Yes, those are most likely to be the receivers on the teams with the bad QBs. If you play with one, you can’t be expected to crack the top 24 in the end-of-the-season rankings. So at a minimum don’t rank one of these wide receivers in the top 24 at the position. And furthermore, we see that the target volume that we generally feature prominently in our rankings is overrated; if the wide receiver has a good quarterback, each target is worth more (and vice versa). So 125 targets from Drew Brees is worth at least 150 from, say, Blake Bortles or Carson Wentz.

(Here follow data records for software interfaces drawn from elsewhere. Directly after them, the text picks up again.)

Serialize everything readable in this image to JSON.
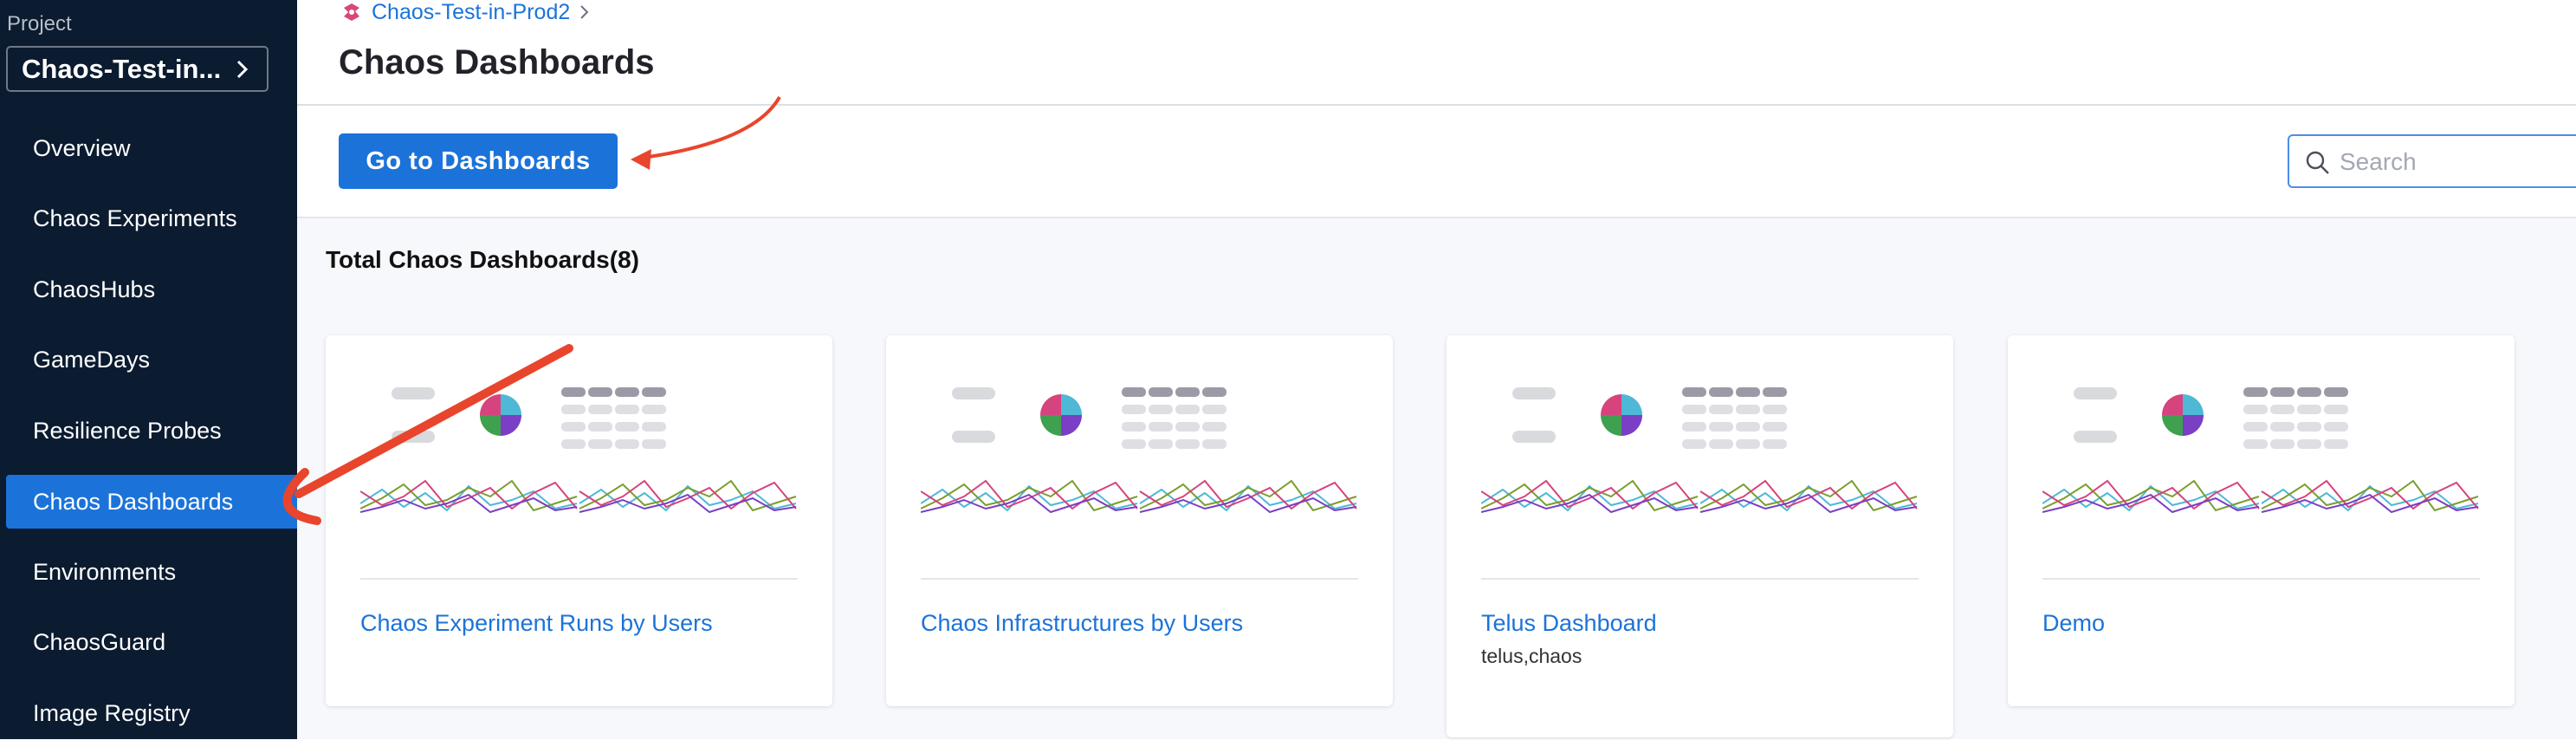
{
  "sidebar": {
    "project_label": "Project",
    "project_name": "Chaos-Test-in...",
    "items": [
      {
        "label": "Overview"
      },
      {
        "label": "Chaos Experiments"
      },
      {
        "label": "ChaosHubs"
      },
      {
        "label": "GameDays"
      },
      {
        "label": "Resilience Probes"
      },
      {
        "label": "Chaos Dashboards",
        "active": true
      },
      {
        "label": "Environments"
      },
      {
        "label": "ChaosGuard"
      },
      {
        "label": "Image Registry"
      }
    ]
  },
  "header": {
    "breadcrumb": "Chaos-Test-in-Prod2",
    "title": "Chaos Dashboards"
  },
  "toolbar": {
    "goto_label": "Go to Dashboards",
    "search_placeholder": "Search",
    "search_value": ""
  },
  "content": {
    "total_label": "Total Chaos Dashboards(8)",
    "cards": [
      {
        "name": "Chaos Experiment Runs by Users",
        "tags": ""
      },
      {
        "name": "Chaos Infrastructures by Users",
        "tags": ""
      },
      {
        "name": "Telus Dashboard",
        "tags": "telus,chaos"
      },
      {
        "name": "Demo",
        "tags": ""
      }
    ]
  },
  "colors": {
    "sidebar_bg": "#0b1b30",
    "accent": "#1b73d9",
    "annotation_arrow": "#e8452c"
  },
  "icons": {
    "breadcrumb": "chaos-logo-icon",
    "project_select": "chevron-right-icon",
    "search": "search-icon"
  }
}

Better efficiency costs you volume, but that doesn’t mean it costs you fantasy points.
So now we have to decide which teams have quarterbacks that are so likely to be bad that we have to avoid all their players. Again, these players generally have low floors and low ceilings, so who needs them?
You can calibrate this however strictly you want. The quarterback and teams that are to be avoided on my cheat sheet are:
Jared Goff (Rams)
DeShaun Watson/Tom Savage (Texans)
Trevor Siemian (Broncos)
Josh McCown (Jets)
Cody Kessler (Browns)
Mike Glennon/Mitchell Trubisky (Bears)
Brian Hoyer (49ers)
Blake Bortles (Jaguars)
Carson Wentz (Eagles)
You can get into a game where you say, “If Bortles, why not Eli Manning.” But I have a hard line. And Manning has consistently supported elite performers. Bortles did in 2015, it’s fair to say. But I think he’s terrible and can’t stand the idea of having to watch him try to support my players. That’s a personal decision though. And maybe you like most Eagles fans think Wentz all evidence to the contrary is the man instead of Mark Sanchez 2.0. You have to work this out. The toughest calls for me on this list are Kessler and Siemian. I actually think Kessler is good, but the Browns don’t seem to agree and he’s a big injury risk regardless. So no Isaiah Crowell. But I’ll catch Kenny Britt (who has proven he can rise above terrible QB play) at a practically free price, currently going in the 120s.
Guys on my dead list in the crucial first five rounds due to zeroBadQB according to current ADP are Jordan Howard, Todd Gurley, Leonard Fournette, Hopkins, Miller, Allen Robinson, Demaryius Thomas (this one hurts but as great as he is, five TDs last year), Crowell, Alshon Jeffery, Carlos Hyde and C.J. Anderson. Only 11 players through 60 picks. So we’re sort of doing this anyway. But my advice is to go all in on keeping these guys off your roster.